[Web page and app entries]
Content starts

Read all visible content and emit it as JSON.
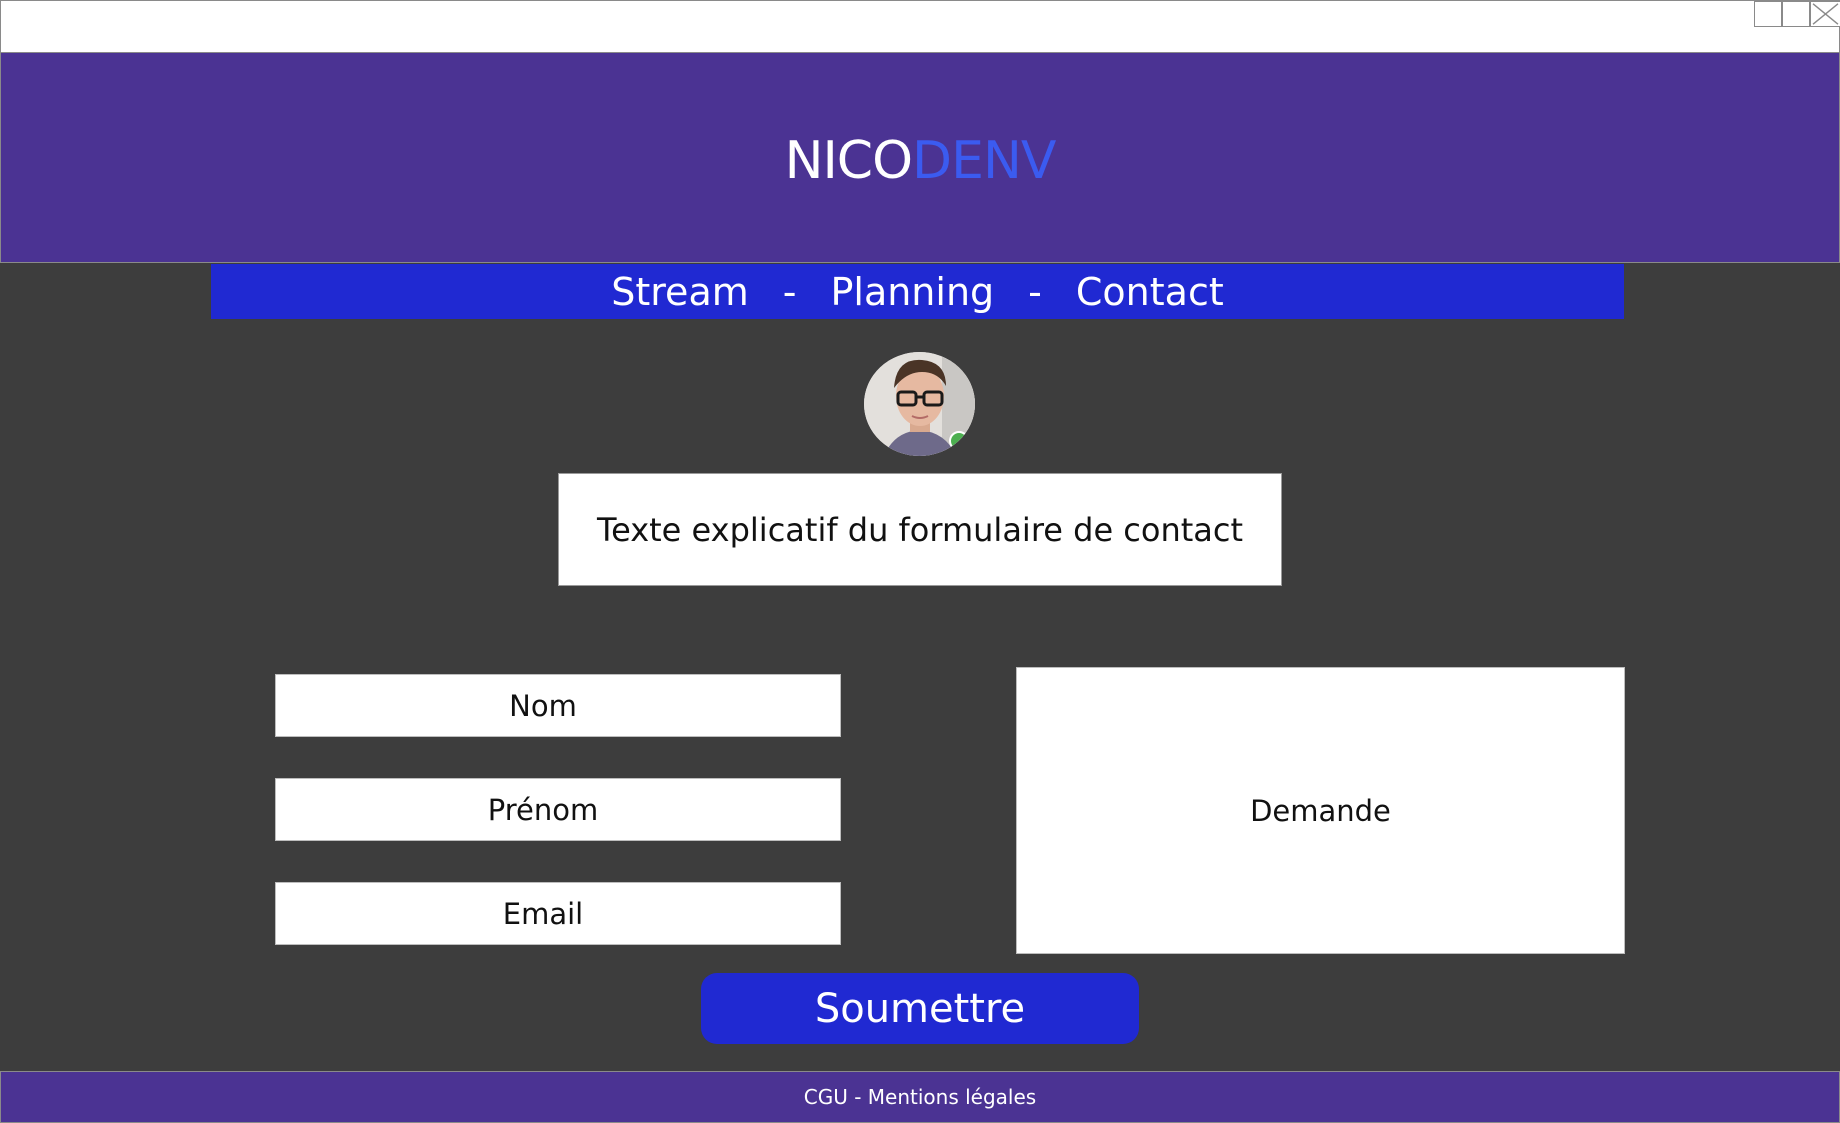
{
  "brand": {
    "part1": "NICO",
    "part2": "DENV",
    "color_part1": "#ffffff",
    "color_part2": "#3b5bf0"
  },
  "nav": {
    "items": [
      {
        "label": "Stream"
      },
      {
        "label": "Planning"
      },
      {
        "label": "Contact"
      }
    ],
    "separator": "-"
  },
  "avatar": {
    "icon": "profile-photo"
  },
  "contact": {
    "intro_text": "Texte explicatif du formulaire de contact",
    "fields": {
      "nom": "Nom",
      "prenom": "Prénom",
      "email": "Email",
      "demande": "Demande"
    },
    "submit_label": "Soumettre"
  },
  "footer": {
    "text": "CGU - Mentions légales"
  },
  "colors": {
    "header_bg": "#4b3393",
    "nav_bg": "#2029d2",
    "page_bg": "#3d3d3d",
    "button_bg": "#2029d2"
  }
}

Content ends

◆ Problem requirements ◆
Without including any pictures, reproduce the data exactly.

◆ Output below ◆
Read all visible content and emit it as JSON.
{
  "brand": {
    "part1": "NICO",
    "part2": "DENV",
    "color_part1": "#ffffff",
    "color_part2": "#3b5bf0"
  },
  "nav": {
    "items": [
      {
        "label": "Stream"
      },
      {
        "label": "Planning"
      },
      {
        "label": "Contact"
      }
    ],
    "separator": "-"
  },
  "avatar": {
    "icon": "profile-photo"
  },
  "contact": {
    "intro_text": "Texte explicatif du formulaire de contact",
    "fields": {
      "nom": "Nom",
      "prenom": "Prénom",
      "email": "Email",
      "demande": "Demande"
    },
    "submit_label": "Soumettre"
  },
  "footer": {
    "text": "CGU - Mentions légales"
  },
  "colors": {
    "header_bg": "#4b3393",
    "nav_bg": "#2029d2",
    "page_bg": "#3d3d3d",
    "button_bg": "#2029d2"
  }
}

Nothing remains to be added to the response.